Any race can get nail plate cancer.

Any race can get nail plate cancer.

Yes, it’s possible and it happens: A nail melanoma being misdiagnosed as a harmless elongated “birth mark” or benign melanonychia.

They can look very similar: nail melanoma (subungual melanoma) and longitudinal melanonychia caused by natural pigmentation, trauma, fungal infection and abnormal (though non-malignant) cell growth.

People of any race can develop melanoma of a fingernail or toenail, but the smallest percentage of patients is in the white population.

Thus, being white doesn’t mean you can’t develop this type of tumor, but being white may mean a lower index of suspicion for a clinician.

So how can you tell a nail melanoma was mistaken for a benign band or smear of pigment?

“If there is a band of pigmentation on a single nail, especially if the band is irregular, with splitting of nail edge or distortion of nail plate; spread of pigment on the cuticle or skin surrounding the nail plate — the nail melanoma is likely to have been misdiagnosed as benign,” explains Vishal Madan, MD, consultant dermatologist, laser and skin cancer surgeon, and founder/director of Everything Skin Clinic™.

Note splitting of the nail edge and distortion of the plate.

Note splitting of the nail edge and distortion of the plate.

Dr. Madan adds, “One that tapers or has jagged borders with variegated colors.” Another tipoff of a misdiagnosis is that the pigmented band is getting darker and/or wider or thicker.

Yet another reason to suspect a wrong diagnosis is that the pigment on the cuticle or skin surrounding the nail has spread even more, over time, into more surrounding skin.

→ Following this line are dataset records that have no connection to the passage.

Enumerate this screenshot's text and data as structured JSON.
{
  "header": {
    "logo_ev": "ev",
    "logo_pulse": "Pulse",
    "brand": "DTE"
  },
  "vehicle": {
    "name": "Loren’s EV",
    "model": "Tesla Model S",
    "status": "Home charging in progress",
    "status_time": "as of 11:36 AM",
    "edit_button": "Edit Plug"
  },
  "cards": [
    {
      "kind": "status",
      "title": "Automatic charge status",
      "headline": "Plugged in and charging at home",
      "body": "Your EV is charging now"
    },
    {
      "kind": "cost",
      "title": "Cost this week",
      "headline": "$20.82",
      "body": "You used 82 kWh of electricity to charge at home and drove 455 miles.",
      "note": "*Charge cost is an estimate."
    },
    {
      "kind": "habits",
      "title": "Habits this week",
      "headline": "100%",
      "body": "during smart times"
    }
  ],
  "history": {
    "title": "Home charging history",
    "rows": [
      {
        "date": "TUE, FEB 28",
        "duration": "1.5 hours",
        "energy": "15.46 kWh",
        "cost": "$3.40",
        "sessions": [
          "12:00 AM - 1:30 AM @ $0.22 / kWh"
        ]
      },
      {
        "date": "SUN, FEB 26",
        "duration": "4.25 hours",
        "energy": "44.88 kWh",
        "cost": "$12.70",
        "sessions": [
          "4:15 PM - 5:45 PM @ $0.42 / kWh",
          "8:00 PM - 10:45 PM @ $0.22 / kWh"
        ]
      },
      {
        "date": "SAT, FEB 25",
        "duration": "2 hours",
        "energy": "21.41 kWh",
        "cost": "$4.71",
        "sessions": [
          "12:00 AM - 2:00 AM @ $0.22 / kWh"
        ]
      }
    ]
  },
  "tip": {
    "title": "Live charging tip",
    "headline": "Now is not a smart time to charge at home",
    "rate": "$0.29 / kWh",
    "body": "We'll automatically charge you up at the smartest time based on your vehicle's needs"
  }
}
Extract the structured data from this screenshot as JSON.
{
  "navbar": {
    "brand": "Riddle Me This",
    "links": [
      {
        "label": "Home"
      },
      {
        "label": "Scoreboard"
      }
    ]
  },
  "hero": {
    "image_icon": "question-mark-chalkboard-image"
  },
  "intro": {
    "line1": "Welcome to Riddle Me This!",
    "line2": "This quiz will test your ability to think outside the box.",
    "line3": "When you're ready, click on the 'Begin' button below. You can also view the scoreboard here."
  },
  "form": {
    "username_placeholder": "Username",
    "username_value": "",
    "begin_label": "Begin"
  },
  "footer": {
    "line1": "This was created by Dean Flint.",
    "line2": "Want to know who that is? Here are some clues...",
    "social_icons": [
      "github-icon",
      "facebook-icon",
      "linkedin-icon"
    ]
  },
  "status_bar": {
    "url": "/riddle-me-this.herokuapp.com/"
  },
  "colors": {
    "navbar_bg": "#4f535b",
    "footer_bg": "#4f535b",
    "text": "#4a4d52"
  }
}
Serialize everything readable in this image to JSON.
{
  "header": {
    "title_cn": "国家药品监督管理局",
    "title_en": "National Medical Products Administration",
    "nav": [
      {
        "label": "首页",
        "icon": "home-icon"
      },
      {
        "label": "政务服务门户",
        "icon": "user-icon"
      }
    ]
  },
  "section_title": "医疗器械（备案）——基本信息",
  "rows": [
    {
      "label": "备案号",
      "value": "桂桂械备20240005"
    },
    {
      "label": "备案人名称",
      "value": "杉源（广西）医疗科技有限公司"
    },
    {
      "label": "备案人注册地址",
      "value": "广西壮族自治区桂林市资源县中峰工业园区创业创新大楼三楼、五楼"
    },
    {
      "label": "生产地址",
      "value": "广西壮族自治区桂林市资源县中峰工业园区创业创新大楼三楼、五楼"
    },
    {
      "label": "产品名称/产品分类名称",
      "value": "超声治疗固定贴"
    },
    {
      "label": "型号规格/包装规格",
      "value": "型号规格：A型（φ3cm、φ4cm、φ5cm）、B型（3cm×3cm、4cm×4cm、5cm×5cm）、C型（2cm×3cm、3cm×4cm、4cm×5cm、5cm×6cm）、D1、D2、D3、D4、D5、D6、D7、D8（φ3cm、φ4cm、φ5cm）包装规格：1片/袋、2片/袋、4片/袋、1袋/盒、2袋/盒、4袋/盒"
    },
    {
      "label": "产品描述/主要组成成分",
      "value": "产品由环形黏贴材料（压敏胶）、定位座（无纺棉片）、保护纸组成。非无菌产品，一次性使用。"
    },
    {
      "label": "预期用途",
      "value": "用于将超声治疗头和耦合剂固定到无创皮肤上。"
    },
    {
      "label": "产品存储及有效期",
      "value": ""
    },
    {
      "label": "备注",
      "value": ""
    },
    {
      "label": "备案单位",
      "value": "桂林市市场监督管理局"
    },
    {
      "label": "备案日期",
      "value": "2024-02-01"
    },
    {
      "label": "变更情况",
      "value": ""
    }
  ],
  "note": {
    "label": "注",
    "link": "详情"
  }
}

This spread of pigment is called the Hutchinson’s sign. However – not all nail melanomas have a Hutchinson’s sign.

Note the Hutchinson's sign at the base and beyond. The pigment is actually in the skin, in addition to showing through the cuticle from beneath it.

Note the Hutchinson’s sign at the base and beyond. The pigment is actually in the skin, in addition to showing through the cuticle from beneath it.

These signs sound pretty obvious – too obvious for a misdiagnosis to occur. However, melanonychia remains a diagnostic challenge for clinicians.

Why might subungual melanoma be misdiagnosed?

“Regrettably, patients with nail apparatus melanoma are often initially misdiagnosed, and due to diagnostic delays of an average of 2 years, melanoma of the nail unit carries a poor prognosis,” states a paper in Dermatology Research and Practice (Jefferson et al, June 27, 2012).

Misdiagnosis may occur when a low index of suspicion is present, such as with white patients, especially those under 40, and especially children.

Though nail melanoma occurs far more often in blacks than in whites, it also occurs far more often in Mexicans, Japanese, Chinese and Native Americans as well.

However, an index of suspicion may still be low, since there are many non-malignant causes of a dark band, line or smear-like shape below a nail.

In fact, dark skinned people often have a benign pigmented line or band on a nail, and the number of these and/or their width increases with age.

Most black people develop at least one benign stripe on a nail by age 50.

Overall, nail melanoma is an uncommon form of this cancer. However, the poor prognosis is due much more to misdiagnosis than to the nature of the disease.

Specializing in the diagnosis and treatment of all skin conditions including melanoma, Dr. Madan has a special interest in skin cancer treatment, including Mohs micrographic surgery for basal cell carcinoma.
Lorra Garrick has been covering medical, fitness and cybersecurity topics for many years, having written thousands of articles for print magazines and websites, including as a ghostwriter. She’s also a former ACE-certified personal trainer.  

 

Source: ncbi.nlm.nih.gov/pmc/articles/PMC3390039/